When it comes to damage assessment deep inside an engine there is "simply no alternative" to a borescope system, according to MRO manager at Corporate Air, John Paul.
Corporate Air, an air charter and aircraft maintenance services provider, frequently relies on a borescope to inspect its fleet.
Recently a bird went through one of the company's aircraft turbine engines, meaning Paul and his team had to find out the extent of the internal damage caused by the unfortunate collision. They chose to purchase the RF Systems VJ 3.9mm articulating video borescope from imaging technology specialist Inline Systems in September 2012.
"We were able to discover quite quickly with the borescope exactly how far into the engine the bird had gone," Paul told IndustrySearch.
"That led us to remove the engine without needing to perform any disassembly to find out if there were more issues not visible from the outside.
"We could see the damage deep within the engine and in the end we didn't have to pull too much off."
While the engine had to be removed, a replacement has since been installed and the aircraft is back flying.
"Any time there's a requirement to see inside an engine we'll generally use this borescope," Paul said.
"It saved disassembly time since we could ascertain if anything needed to be pulled apart before actually starting the work. For interior wear and tear, there's no other way to do it."
Paul said the borescope driver had to reach about six inches inside the engine before performing a U-turn and heading back in the opposite direction.
"There's simply no alternative to achieving something like that," he said.
"As often happens we had to go through what's called a nozzle guide vane stage, which is like a series of stationary blades inside the engine. The borescope allowed us to do that and see inside.
"It's all about reducing time. If we can save time, and therefore money, that's the name of the game."
Paul said the borescope helped Corporate Air know the problem it was up against, before beginning disassembly, as the VJ 3.9mm can see into the smallest areas with its ultra-thin insertion tube and joystick 360 over 90dg in every possible direction at its bending section.
There is not a smaller four-way articulating video borescope anywhere in the world. Images and video can be captured during an inspection and saved directly to the built-in micro SD card with the click of a button.
"If we've got some sheet metal that's cracked on the outside we might look inside the structure to see if there's a reason why, which will sometimes tell us if we need to pull it apart or not," he said.
"We can take a photo of inside the engine, send it to the engine shop, and they can come back with an immediate answer."
Most members of the Corporate Air team have a lot of experience with these systems, and Paul said the VJ 3.9mm has become their borescope of choice.
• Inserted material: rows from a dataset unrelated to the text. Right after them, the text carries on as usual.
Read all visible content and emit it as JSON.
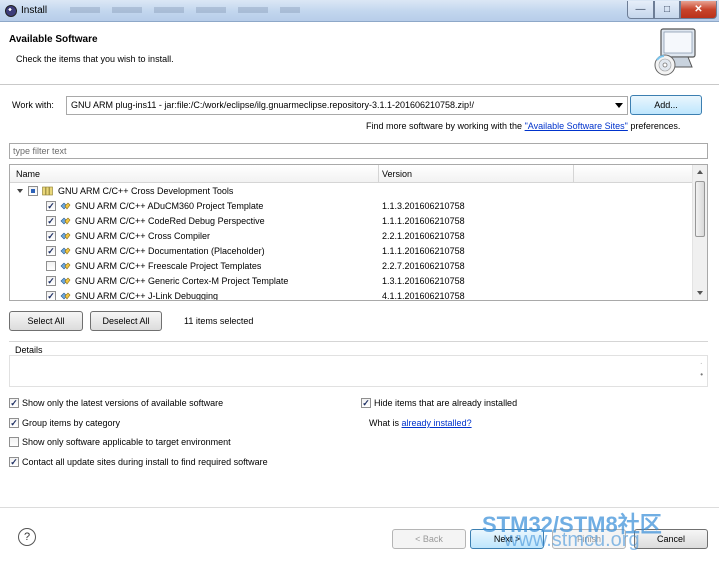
{
  "window": {
    "title": "Install"
  },
  "header": {
    "title": "Available Software",
    "subtitle": "Check the items that you wish to install."
  },
  "work_with": {
    "label": "Work with:",
    "value": "GNU ARM plug-ins11 - jar:file:/C:/work/eclipse/ilg.gnuarmeclipse.repository-3.1.1-201606210758.zip!/",
    "add_button": "Add..."
  },
  "find_more": {
    "prefix": "Find more software by working with the",
    "link": "\"Available Software Sites\"",
    "suffix": "preferences."
  },
  "filter": {
    "placeholder": "type filter text"
  },
  "table": {
    "columns": [
      "Name",
      "Version"
    ],
    "category": {
      "label": "GNU ARM C/C++ Cross Development Tools",
      "state": "partial"
    },
    "rows": [
      {
        "name": "GNU ARM C/C++ ADuCM360 Project Template",
        "version": "1.1.3.201606210758",
        "checked": true
      },
      {
        "name": "GNU ARM C/C++ CodeRed Debug Perspective",
        "version": "1.1.1.201606210758",
        "checked": true
      },
      {
        "name": "GNU ARM C/C++ Cross Compiler",
        "version": "2.2.1.201606210758",
        "checked": true
      },
      {
        "name": "GNU ARM C/C++ Documentation (Placeholder)",
        "version": "1.1.1.201606210758",
        "checked": true
      },
      {
        "name": "GNU ARM C/C++ Freescale Project Templates",
        "version": "2.2.7.201606210758",
        "checked": false
      },
      {
        "name": "GNU ARM C/C++ Generic Cortex-M Project Template",
        "version": "1.3.1.201606210758",
        "checked": true
      },
      {
        "name": "GNU ARM C/C++ J-Link Debugging",
        "version": "4.1.1.201606210758",
        "checked": true
      }
    ]
  },
  "selection": {
    "select_all": "Select All",
    "deselect_all": "Deselect All",
    "status": "11 items selected"
  },
  "details": {
    "label": "Details"
  },
  "options": {
    "latest_versions": {
      "label": "Show only the latest versions of available software",
      "checked": true
    },
    "group_by_category": {
      "label": "Group items by category",
      "checked": true
    },
    "applicable_only": {
      "label": "Show only software applicable to target environment",
      "checked": false
    },
    "contact_sites": {
      "label": "Contact all update sites during install to find required software",
      "checked": true
    },
    "hide_installed": {
      "label": "Hide items that are already installed",
      "checked": true
    },
    "what_is": {
      "prefix": "What is",
      "link": "already installed",
      "suffix": "?"
    }
  },
  "footer": {
    "help": "?",
    "back": "< Back",
    "next": "Next >",
    "finish": "Finish",
    "cancel": "Cancel"
  },
  "watermark": {
    "line1": "STM32/STM8社区",
    "line2": "www.stmcu.org"
  },
  "colors": {
    "link": "#0033cc",
    "accent": "#3c7fb1",
    "watermark": "#3a8fd9"
  }
}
"It's a tool we've always had – we've got three different brands here and this one is proving to be highly reliable, so we're very happy with it," Paul said.
"It is also very affordable for what it does."